Papua governor takes birds-of-paradise off the market
— Asrida Elisabeth, Mongabay, 26 June 2017
Papua Governor Lukas Enembe has issued a circular letter banning the use of feathers or other body parts of birds-of-paradise—members of the family Paradisaeidae— except in traditional ceremonies. Hunting and loss of habitat have contributed toward pushing some birds-of-paradise species to the brink of extinction. To implement the ban, the provincial government plans to issue a regulation specifying the consequences for violating the ban, which will initially be used to prohibit the sale of products made from bird-of-paradise parts.
Indonesia’s most famous dive site is also a playground for whales and dolphins (commentary)
— Heike Iris Vester & Ricardo F. Tapilatu, Mongabay, 27 June 2017
Half of the 31 whale and dolphin species found in all of Indonesia — 16 different taxa — have been regularly observed in Raja Ampat, an island chain in Indonesia’s West Papua province renowned for its beautiful and unique marine biodiversity. However, a designated long-term study of the behavior of whales and dolphins there has yet to be conducted.
Indonesia among top 25 countries in food sustainability index
— Antara News, 4 July 2017

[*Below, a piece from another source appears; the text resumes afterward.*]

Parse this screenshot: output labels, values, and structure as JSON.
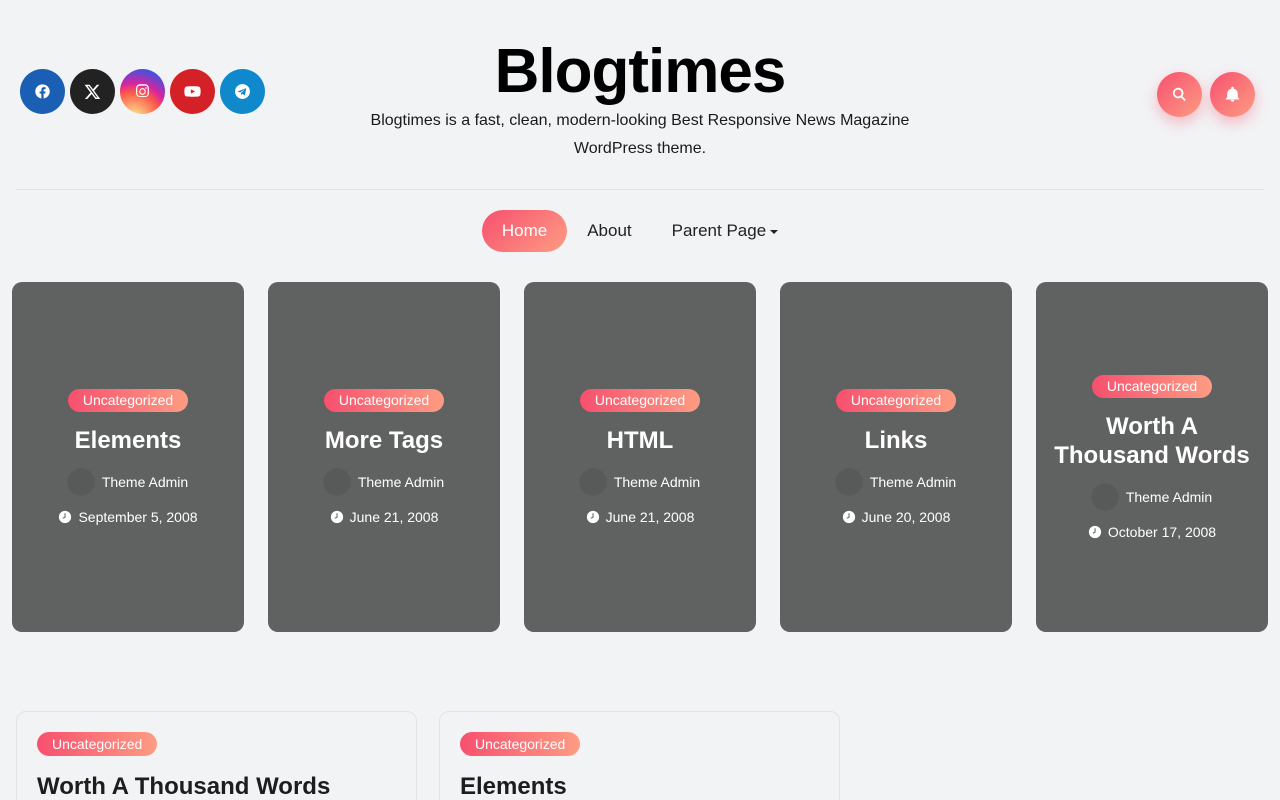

Minister of Agriculture Amran Sulaiman stated on Monday that Indonesia was included among the top 25 countries in the Food Sustainability Index (FSI). The FSI, released by the UKs Economist Intelligent Unit (EIU) as well as Barilla Center for Food and Nutrition (BCFN), showed Indonesia in the 21st position. The top three countries were France, Australia, and South Africa. In June 2016, the EIU research institute released a report ranking Indonesia 71st out of 133 countries with a score of 2.7 and stating that Indonesia had exhibited the highest increase in Global FSI.